“We write to taste life twice: in the moment and in retrospection.”
When I think of taking a taste, I think of a sample. You want to taste this? someone asks. And then you take a small bite or sip. Sometimes you close your eyes to savor it. Sometimes you need another taste to decide if you like it, or decipher what’s in it.
You might wonder, what does taste have to do with yoga? Continuing with our theme of pratyahara play and the senses, taste is part of the picture and is a fun way to extend a yogic mindset into other activities throughout the day (no, I wasn’t about to suggest drinking a flight of beers or sampling hors d’oeuvres on your mat or meditation cushion! Unless that somehow brings you to a higher state...).
I’m talking about the simple everyday act of eating, but not just going through the motions of eating - actually savoring what you are consuming. As moms, it is so easy (and typical) for us to scarf down a meal while we feed the baby, or in the 5-10 minutes we have before we have to pick up our kids or take them to school. We spread ourselves thin and disperse our attention. For those of you that would appreciate a reminder from past posts on what any of this has to do with pratyahara, it’s about focused attention on a chosen object.
Traditionally pratyahara is seen as withdrawing the senses from the outer world to focus on the life and light within you. Sound a little too lofty? That’s exactly why I’ve been putting out this series of pratyahara play. It’s a more down-to-earth approach that still has the potential to bring us to that state of inner focus, but it is more a type of meditation in action rather than a formal seated practice. Usually the breath is highlighted as the best way to bring something automatic (breathing) to our conscious attention. Here I’m taking it a step further to incorporate another activity we need to survive and thrive: eating.
But it’s not just eating for survival; it’s tasting with our full awareness. We - and our minds, bodies, and souls - deserve more than these meals consumed mindlessly (if they are actually nourishing, full meals at all). A meal is so different when you eat it slowly enough to taste it, savor it, and really digest it thoroughly, beginning with the process of chewing. You feed more than your body when you slow down to eat in this way; you give yourself a chance to really be present during an activity we often take for granted.
Even if you feel you don’t have the time to sit and eat each meal slowly and mindfully, at least give yourself the luxury of sitting and drinking a cup of tea or coffee with your full attention. Start with that, at the very least. Taste it, smell it, enjoy it without even the simplest of distractions like reading or watching TV. Start small and get used to that practice of unitasking.
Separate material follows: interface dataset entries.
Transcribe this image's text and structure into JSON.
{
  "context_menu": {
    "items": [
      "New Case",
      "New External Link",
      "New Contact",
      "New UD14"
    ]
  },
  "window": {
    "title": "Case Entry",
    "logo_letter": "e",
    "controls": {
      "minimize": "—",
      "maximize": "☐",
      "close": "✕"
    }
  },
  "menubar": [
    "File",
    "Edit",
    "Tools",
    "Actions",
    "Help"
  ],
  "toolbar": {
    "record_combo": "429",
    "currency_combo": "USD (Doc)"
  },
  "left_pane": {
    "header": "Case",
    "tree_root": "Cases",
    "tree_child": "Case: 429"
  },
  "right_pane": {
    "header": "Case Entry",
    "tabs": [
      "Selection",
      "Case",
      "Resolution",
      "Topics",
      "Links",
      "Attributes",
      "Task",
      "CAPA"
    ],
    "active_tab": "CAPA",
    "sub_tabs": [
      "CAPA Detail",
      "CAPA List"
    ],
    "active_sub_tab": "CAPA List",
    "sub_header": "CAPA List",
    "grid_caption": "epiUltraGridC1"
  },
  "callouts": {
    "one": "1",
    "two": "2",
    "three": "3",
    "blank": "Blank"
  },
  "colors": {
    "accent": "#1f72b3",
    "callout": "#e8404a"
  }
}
But before you do, it can help to prepare yourself to take in that nourishment with full presence. I was raised Catholic and growing up, we prayed before meals. Much later in my life, when I stayed at Satchidananda Ashram - Yogaville for several months, we prayed before meals, in Sanskrit and English. It’s such a powerful way to prepare your body and mind to receive the food you’re about to eat. If you don’t personally have an inclination to pray, there are other ways to pause and express gratitude before your meals. Even if it takes a few seconds.
If you’re sitting there thinking, “Come on Yoga Mama, I came to your newsletter for tips on yoga!” Mamas, this is real yoga - yoga is only partly about postures. But if you want a reminder or inspiration for the postural part of yoga, as you eat, sit up with a lengthened spine. Feel your feet on the ground, your sitz bones on the chair, your face and shoulders relaxing, and the crown of your head reaching upward. Feel your breath moving without effort as you chew, taste, and swallow. Not just chew and swallow, but taste the food, too. Savor it. Cut out distractions and hone in on the sensory experience of eating.
That quality of attention to your food is not only a great practice in body and mind awareness, but a perfect moment to remember your connection to other living things as you eat what the Earth has produced! Think of it as a moment to practice gratitude as well as appreciation that your life has come from something bigger than you. Food is the best mundane reminder of this.
And...here’s a nifty trick I learned first at a Yogaville, then learned again through an Ayurveda master class by Hannah Levin: lying on your left side. Not just when you sleep, but for 10 minutes after you eat. Relax. Breathe. I know this sounds marvelous at the same time it might sound unattainable because of the thousand other things we have to do after eating: dishes, clean the kitchen, you name it. But just try it. Maybe not after every meal, but now and then. Tasting and savoring go way beyond the contact of food with taste buds.
Tasting is not just about pleasing the senses. It’s about being present, slowing down, and honoring that the most basic things in life - eating, breathing, digesting, and having good posture while doing all these - are at the core of our yoga practice.
And they don’t require us to schedule a block of time to spend on our yoga mats.